Prosecutors oftentimes don’t bring criminal charges unless they’re confident that they have a good chance of obtaining a conviction. That can be intimidating for those who have been accused of a criminal offense. After all, in many instances it may seem like the evidence is stacked against the defendant, leaving him or her with no way out. This means that the accused individual could be subjected to significant penalties, including prison time, fines, a lingering criminal record, and damage to his or her reputation.
You shouldn’t fold under the weight of the prosecution’s evidence if you’re facing criminal charges. Instead, you need to carefully assess the situation to see if there’s a way for you to take control of the case and poke holes in the prosecution’s arguments.
One of the best ways to attack the prosecution’s case is to try to suppress the evidence that it intends to use against you. Suppression simply means that you successfully argue that the evidence in question is unreliable or illegally obtained and the court therefore orders that the evidence can’t be used against you.
Suppression can occur in a number of ways.
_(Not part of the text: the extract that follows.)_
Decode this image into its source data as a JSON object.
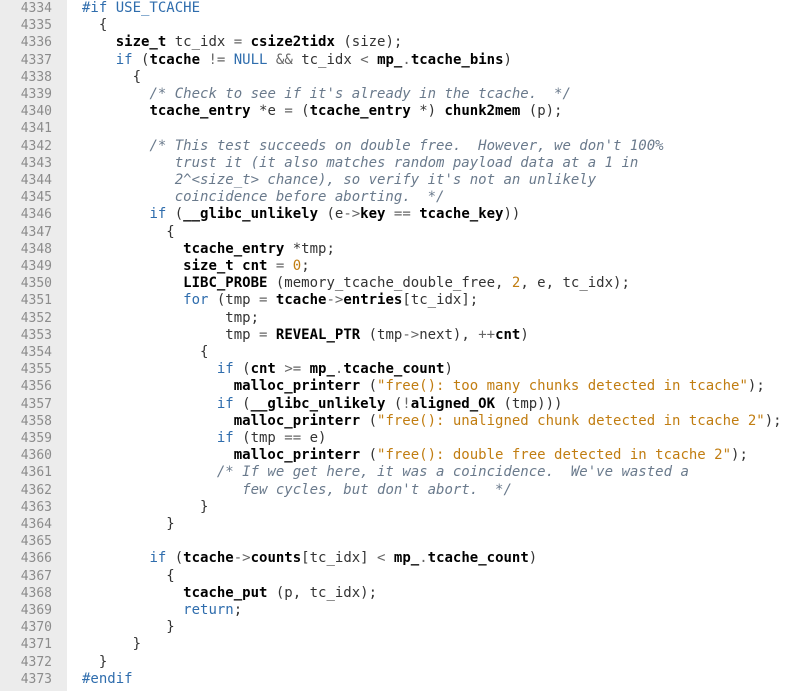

Here are just some of them:
- Illegal search and seizure: Law enforcement has to follow the law when it collects evidence, which means that they can’t stop you without justification and then seize evidence. Yet, this is seen all the time in the context of traffic stops. Police officers stop a vehicle on nothing more than a hunch, then search the vehicle and find narcotics. Since the initial stop in this instance is illegal, any subsequently gathered evidence is considered tainted and therefore inadmissible at trial. This is known as the fruit of the poisonous tree
- Chain of custody errors: Evidence collected by the police has to be carefully handled so that its integrity and reliability can’t be drawn into question. Yet, police officers taint evidence all the time through poor collection and maintenance practices. You might be able to point out these mishandlings and demonstrate how they draw the reliability of the evidence into question. This can diminish the weight given to the evidence or lead to the evidence being excluded altogether.
- Missed depositions: Before you go to trial, it’s a good idea to depose the prosecution’s witnesses. Here, you take sworn testimony outside of court and prior to trial to determine what the witnesses know and to lock them into their testimony. In some instances, though, the prosecution’s witnesses fail to appear at scheduled depositions, even when they’re subpoenaed to appear. If this happens on multiple occasions, then you can request that the witness be barred from testifying against you. After all, allowing the prosecution to use that witness would be unfair at that point.
Keep in mind that these are just some of the options at your disposal when it comes to trying to suppress evidence. You might be able to make other arguments that are more fitting to your situation, so be sure to consult with your attorney on those.
Don’t let overly aggressive prosecutors control your future
A lot of individuals who have been accused of a crime are so overwhelmed by the prosecution’s evidence that they submit to a plea agreement. While this isn’t always a bad thing, you should hesitate before taking any sort of action that puts your future in jeopardy. Instead, you need to carefully look at the facts of your case and consider whether you have strong criminal defense options at your disposal that you can exploit to protect your future.